In such conditions, plants adopt the C4 photosynthesis method in which an enzyme PEP carboxylase facilitates the production of a four-carbon sugar molecule.
Significance of Photosynthesis
Photosynthesis provides the energy for plants to grow and reproduce. It forms the base of the food pyramid. All living beings are directly or indirectly dependent on plants for food.
Photosynthesis is important because of the following -
- it is the primary source of organic food
- produces oxygen that is important for all living beings to breathe
- removes carbon dioxide from the air and maintains a balance between carbon dioxide and oxygen
Application of Photosynthesis in Modern Technology
Artificial Photosynthesis is currently being researched to mimic plants to produce fuel from solar energy on a large scale, to cater to the increasing energy demands of the growing population. This research aims to provide cost-effective solutions to the production of energy from artificial photosynthesis.

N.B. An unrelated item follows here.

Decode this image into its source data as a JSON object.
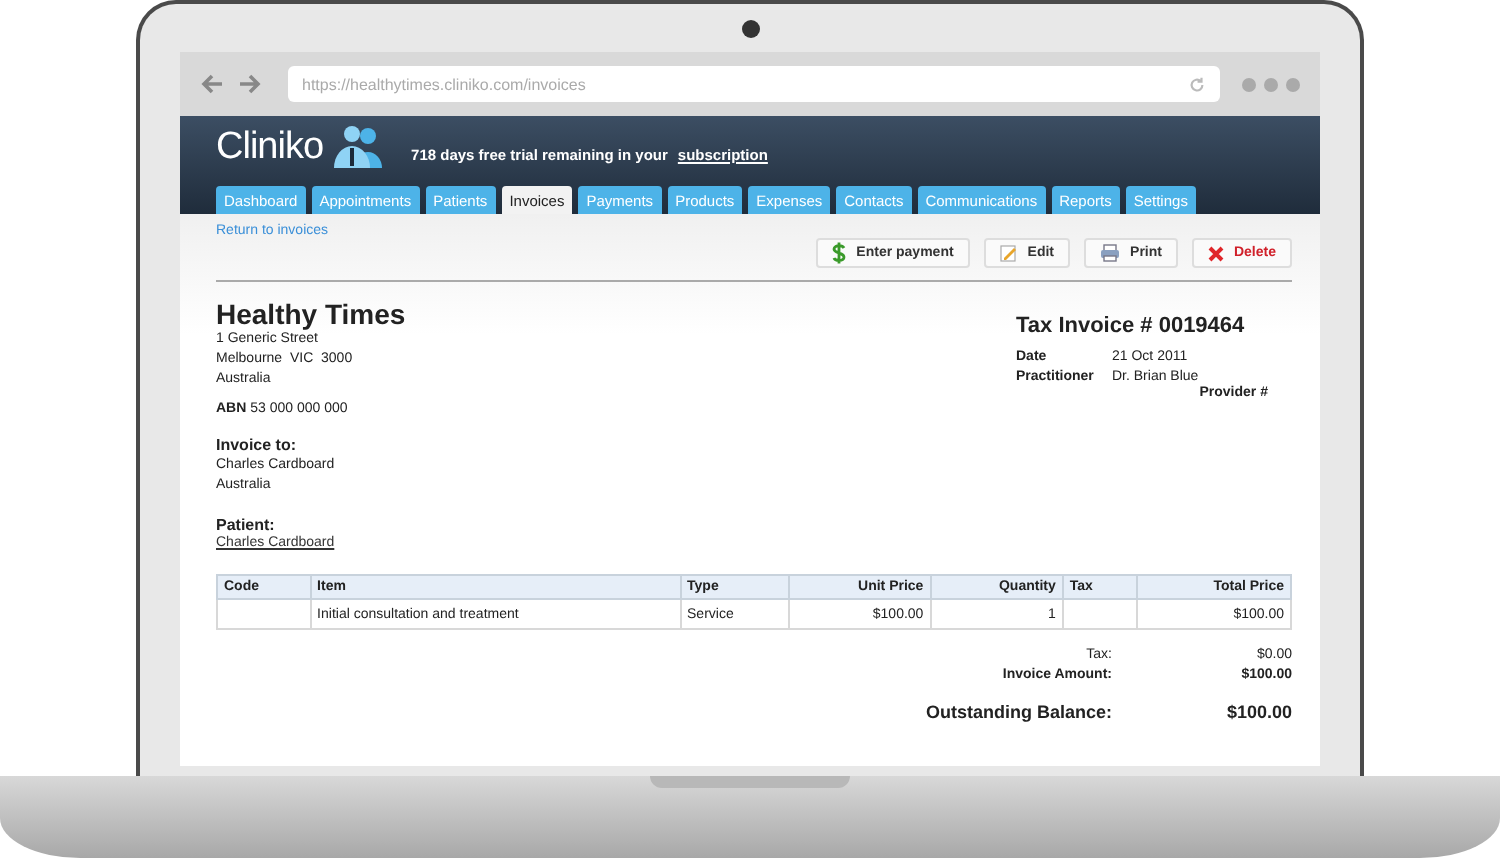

Scientists are aiming to perfect the process of artificial photosynthesis keeping in mind the cost involved while transferring this technology from the laboratory to modern-day applications.
The perfection of photosynthesis will provide renewable, environment-friendly energy to fuel future production factories and reduce carbon dioxide emissions that is the primary cause of the greenhouse effect.
Improved artificial photosynthesis can provide a steady supply of food and oxygen for the future colonies and produce a self-sustaining atmosphere to live in space. It will help to increase the production of food crops in the agricultural sector and end scarcity of food in the near future.
© 2019 Nithya Venkat
Nithya Venkat (author) from Dubai on April 19, 2019:
Peggy I do hope more research is conducted on photosynthesis to help benefit the world.
Peggy Woods from Houston, Texas on April 19, 2019:
Your article is so very interesting! I had no idea that there were a light reaction and a dark reaction aspect to photosynthesis, among other things you detailed. The most exciting thing to learn was that utilizing artificial photosynthesis may help the growing food shortage worldwide as well as reduce the greenhouse effect. Living in space may also be aided by having this new technology.